(Data about app and page elements)

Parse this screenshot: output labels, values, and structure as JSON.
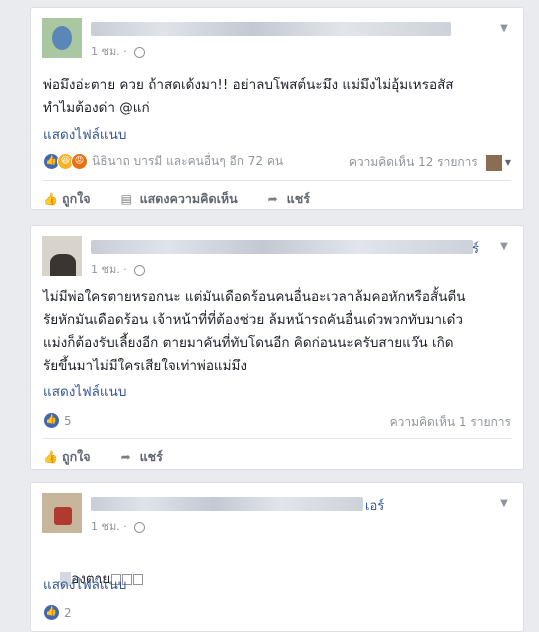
{
  "posts": [
    {
      "time": "1 ชม.",
      "text": "พ่อมึงอ่ะตาย ควย ถ้าสดเด้งมา!! อย่าลบโพสต์นะมึง แม่มึงไม่อุ้มเหรอสัส\nทำไมต้องด่า @แก่",
      "attach": "แสดงไฟล์แนบ",
      "reactions": "นิธินาถ บารมี และคนอื่นๆ อีก 72 คน",
      "comments": "ความคิดเห็น 12 รายการ",
      "actions": {
        "like": "ถูกใจ",
        "comment": "แสดงความคิดเห็น",
        "share": "แชร์"
      }
    },
    {
      "name_suffix": "ร์",
      "time": "1 ชม.",
      "text": "ไม่มีพ่อใครตายหรอกนะ แต่มันเดือดร้อนคนอื่นอะเวลาล้มคอหักหรือสั้นตีน\nรัยหักมันเดือดร้อน เจ้าหน้าที่ที่ต้องช่วย ล้มหน้ารถคันอื่นเด๋วพวกทับมาเด๋ว\nแม่งก็ต้องรับเลี้ยงอีก ตายมาคันที่ทับโดนอีก คิดก่อนนะครับสายแว๊น เกิด\nรัยขึ้นมาไม่มีใครเสียใจเท่าพ่อแม่มึง",
      "attach": "แสดงไฟล์แนบ",
      "likes": "5",
      "comments": "ความคิดเห็น 1 รายการ",
      "actions": {
        "like": "ถูกใจ",
        "share": "แชร์"
      }
    },
    {
      "name_suffix": "เอร์",
      "time": "1 ชม.",
      "text": "องตาย",
      "attach": "แสดงไฟล์แนบ",
      "likes": "2"
    }
  ],
  "colors": {
    "link": "#365899",
    "like_blue": "#4267b2",
    "meta": "#90949c"
  }
}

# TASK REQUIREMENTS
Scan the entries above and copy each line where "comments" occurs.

# SOLUTION FOR THIS EXERCISE
      "comments": "ความคิดเห็น 12 รายการ",
      "comments": "ความคิดเห็น 1 รายการ",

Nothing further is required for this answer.